Source: Lower Merion Township: Searchable HR Database. Lower Merion Township Historical Commission. 30 Sep. 2009.
Original photo: "Ardmore Post Office Building." Lower Merion Historical Society Archives. Lowermerionhistory.org. Lower Merion Historical Society. 28 Sep. 2009.

Tuesday, October 6, 2009

Then and Now: 16th and Sansom Streets looking west, Philadelphia


The 1600 block was not spared the gradual 20th century conversion of Sansom Street to a de facto service street dominated by parking garages and loading areas. This handsome commercial row on the 1601 block managed to survive until 2000, when it fell victim to one of the greatest crimes against historic preservation in Philadelphia's recent history, senselessly cleared to make way for a 12-story parking garage which never materialized. To make matters bitterly ironic, the developer, Wayne Spilove, was also serving as chairman of the Historical Commission at the time.

Original photo: "Department of City Transit-39825-0." 1969. Philadelphia City Archives. PhillyHistory.org. Philadelphia Department of Records. 2 Oct. 2009. http://www.phillyhistory.org/PhotoArchive/MediaStream.ashx?mediaId=52405

Friday, October 2, 2009

Then and Now: 16th and Sansom Streets looking east, Philadelphia

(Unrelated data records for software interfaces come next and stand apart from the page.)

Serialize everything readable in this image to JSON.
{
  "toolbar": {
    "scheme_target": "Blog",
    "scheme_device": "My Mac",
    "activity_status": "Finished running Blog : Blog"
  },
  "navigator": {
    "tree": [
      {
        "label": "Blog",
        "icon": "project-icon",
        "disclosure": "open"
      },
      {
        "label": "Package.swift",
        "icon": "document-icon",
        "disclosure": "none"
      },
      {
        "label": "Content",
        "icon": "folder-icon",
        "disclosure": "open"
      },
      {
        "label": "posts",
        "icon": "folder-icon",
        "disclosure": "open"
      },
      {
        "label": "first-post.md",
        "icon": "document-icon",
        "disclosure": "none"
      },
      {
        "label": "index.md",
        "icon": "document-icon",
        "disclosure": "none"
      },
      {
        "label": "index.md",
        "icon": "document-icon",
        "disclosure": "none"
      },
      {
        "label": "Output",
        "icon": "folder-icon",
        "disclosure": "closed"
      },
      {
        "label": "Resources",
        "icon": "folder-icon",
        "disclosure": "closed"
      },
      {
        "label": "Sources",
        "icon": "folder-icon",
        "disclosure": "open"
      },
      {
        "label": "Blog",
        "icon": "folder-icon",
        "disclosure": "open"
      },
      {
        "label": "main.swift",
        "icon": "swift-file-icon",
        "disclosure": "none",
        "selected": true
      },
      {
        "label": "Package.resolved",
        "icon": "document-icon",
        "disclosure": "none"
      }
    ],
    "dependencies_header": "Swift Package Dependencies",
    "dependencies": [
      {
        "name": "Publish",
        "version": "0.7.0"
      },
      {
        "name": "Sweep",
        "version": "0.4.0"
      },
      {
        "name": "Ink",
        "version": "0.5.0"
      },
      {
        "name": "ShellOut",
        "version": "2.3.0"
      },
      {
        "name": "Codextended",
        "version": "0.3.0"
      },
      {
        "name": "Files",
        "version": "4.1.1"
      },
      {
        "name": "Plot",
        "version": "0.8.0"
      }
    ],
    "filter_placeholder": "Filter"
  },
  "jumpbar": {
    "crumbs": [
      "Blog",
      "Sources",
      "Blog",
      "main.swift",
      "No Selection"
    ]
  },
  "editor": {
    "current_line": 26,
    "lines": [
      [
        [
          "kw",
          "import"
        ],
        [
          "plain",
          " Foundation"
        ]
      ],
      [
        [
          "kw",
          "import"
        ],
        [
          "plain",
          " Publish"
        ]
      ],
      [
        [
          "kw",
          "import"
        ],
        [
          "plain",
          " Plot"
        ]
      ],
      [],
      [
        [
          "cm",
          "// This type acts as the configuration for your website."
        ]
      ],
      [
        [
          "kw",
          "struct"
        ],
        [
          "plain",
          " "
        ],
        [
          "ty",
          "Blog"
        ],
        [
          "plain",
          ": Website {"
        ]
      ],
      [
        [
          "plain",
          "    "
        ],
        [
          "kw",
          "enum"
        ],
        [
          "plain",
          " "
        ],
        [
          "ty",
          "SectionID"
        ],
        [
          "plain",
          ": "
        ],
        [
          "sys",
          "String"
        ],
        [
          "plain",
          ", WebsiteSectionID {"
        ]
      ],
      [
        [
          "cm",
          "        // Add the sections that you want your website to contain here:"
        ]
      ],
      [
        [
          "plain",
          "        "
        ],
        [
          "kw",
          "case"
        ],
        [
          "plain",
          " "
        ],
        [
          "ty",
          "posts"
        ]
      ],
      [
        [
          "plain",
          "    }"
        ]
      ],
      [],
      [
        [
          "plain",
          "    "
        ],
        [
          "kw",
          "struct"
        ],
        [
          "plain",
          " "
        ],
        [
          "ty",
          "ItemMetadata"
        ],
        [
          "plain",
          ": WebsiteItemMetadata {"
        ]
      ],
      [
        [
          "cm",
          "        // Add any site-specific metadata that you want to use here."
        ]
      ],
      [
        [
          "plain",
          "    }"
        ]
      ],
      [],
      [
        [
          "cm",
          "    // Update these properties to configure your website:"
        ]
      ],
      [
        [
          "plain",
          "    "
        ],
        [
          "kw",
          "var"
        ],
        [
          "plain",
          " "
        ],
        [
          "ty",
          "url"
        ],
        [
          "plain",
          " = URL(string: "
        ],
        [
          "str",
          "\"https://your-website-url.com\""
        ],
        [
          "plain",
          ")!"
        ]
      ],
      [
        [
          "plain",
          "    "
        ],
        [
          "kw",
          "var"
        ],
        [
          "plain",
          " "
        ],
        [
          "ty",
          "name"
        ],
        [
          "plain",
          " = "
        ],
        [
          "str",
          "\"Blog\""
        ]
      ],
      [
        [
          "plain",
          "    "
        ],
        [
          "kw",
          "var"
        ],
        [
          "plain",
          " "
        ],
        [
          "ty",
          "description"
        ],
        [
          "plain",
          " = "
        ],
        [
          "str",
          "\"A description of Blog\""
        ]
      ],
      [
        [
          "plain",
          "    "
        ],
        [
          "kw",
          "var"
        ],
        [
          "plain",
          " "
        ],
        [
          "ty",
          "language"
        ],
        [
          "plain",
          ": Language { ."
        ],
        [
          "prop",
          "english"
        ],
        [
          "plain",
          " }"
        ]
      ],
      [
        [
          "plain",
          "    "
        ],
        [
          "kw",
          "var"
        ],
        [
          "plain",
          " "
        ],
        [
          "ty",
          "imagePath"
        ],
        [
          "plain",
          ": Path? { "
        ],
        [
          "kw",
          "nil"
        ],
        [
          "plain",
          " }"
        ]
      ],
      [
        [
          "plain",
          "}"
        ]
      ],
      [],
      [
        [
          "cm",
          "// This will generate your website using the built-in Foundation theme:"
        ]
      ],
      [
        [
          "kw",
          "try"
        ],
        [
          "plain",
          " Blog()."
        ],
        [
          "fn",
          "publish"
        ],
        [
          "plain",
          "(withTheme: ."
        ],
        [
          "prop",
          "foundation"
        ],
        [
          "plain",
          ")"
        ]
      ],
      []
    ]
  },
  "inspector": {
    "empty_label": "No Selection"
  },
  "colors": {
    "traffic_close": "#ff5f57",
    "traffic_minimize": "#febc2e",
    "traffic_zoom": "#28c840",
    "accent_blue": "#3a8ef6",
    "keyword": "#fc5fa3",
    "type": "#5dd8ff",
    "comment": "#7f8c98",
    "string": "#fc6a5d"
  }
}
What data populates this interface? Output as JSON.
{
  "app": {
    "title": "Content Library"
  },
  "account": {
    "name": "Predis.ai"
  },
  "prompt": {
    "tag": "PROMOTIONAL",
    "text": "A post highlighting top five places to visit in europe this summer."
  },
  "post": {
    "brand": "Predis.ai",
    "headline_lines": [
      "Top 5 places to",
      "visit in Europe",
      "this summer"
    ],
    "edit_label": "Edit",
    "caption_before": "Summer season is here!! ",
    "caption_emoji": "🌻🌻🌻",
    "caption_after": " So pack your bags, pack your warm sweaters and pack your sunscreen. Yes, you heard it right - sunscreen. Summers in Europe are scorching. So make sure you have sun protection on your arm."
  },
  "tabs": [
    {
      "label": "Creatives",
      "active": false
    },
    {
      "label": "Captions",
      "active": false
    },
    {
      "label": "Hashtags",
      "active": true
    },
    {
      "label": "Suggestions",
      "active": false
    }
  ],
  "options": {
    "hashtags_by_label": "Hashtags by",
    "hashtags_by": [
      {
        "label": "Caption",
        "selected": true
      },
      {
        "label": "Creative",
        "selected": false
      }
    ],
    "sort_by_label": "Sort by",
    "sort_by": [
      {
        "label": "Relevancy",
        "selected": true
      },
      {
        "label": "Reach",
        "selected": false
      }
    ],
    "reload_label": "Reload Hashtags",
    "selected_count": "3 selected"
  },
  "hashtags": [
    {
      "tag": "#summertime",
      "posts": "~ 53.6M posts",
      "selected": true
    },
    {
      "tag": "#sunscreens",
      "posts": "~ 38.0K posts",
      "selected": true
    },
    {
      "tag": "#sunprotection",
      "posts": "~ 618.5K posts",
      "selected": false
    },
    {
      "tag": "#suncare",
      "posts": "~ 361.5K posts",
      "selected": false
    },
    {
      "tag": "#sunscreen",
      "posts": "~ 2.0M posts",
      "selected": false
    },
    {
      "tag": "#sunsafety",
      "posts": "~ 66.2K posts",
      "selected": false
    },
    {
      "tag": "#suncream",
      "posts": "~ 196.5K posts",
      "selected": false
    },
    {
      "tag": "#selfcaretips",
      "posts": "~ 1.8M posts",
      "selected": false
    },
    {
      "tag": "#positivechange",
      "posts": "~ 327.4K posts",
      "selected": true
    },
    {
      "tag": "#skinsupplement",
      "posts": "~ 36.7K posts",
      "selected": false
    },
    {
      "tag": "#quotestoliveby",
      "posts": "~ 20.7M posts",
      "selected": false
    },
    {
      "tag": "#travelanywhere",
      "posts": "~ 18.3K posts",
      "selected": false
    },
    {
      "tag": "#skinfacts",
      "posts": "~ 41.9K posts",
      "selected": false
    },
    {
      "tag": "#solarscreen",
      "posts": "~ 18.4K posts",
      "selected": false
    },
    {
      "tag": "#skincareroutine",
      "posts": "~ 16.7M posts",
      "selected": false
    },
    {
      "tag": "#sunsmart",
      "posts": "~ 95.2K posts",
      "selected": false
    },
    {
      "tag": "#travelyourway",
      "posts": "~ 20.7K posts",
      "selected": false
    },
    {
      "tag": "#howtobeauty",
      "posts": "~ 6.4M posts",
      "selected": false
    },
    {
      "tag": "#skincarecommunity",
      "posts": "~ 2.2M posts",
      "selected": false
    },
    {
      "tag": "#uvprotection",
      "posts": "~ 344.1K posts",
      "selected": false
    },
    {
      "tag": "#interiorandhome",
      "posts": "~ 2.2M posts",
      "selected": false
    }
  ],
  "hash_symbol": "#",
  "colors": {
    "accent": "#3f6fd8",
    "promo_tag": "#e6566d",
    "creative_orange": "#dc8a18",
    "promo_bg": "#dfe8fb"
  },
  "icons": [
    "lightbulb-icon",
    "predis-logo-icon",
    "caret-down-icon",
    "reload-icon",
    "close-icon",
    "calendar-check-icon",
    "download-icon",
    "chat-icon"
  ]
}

Hemmed in by towers and skyscrapers, the south side of the 1500 block of Sansom Street contains a row of narrow 2- and 3-story buildings housing a motley crew of small locally-owned shops, bars, and restaurants that feel far removed from their surrouding streets. By and large, these businesses would be unsuitable for the larger floor spaces or higher rents on Chestnut Street or Walnut Street, dominated for the most part by national and international retail chains. Sansom Street's shops add an invaluable contribution to the Rittenhouse area's retail mix and hence to its liveliness. It's Jane Jacobs' theory of diversity in action: a variety of building types and ages are a natural generator of activity.

Original photo: "Historic Commission-12827-37." 1969. Philadelphia City Archives. PhillyHistory.org. Philadelphia Department of Records. 21 Sep. 2009. http://www.phillyhistory.org/PhotoArchive/MediaStream.ashx?mediaId=152807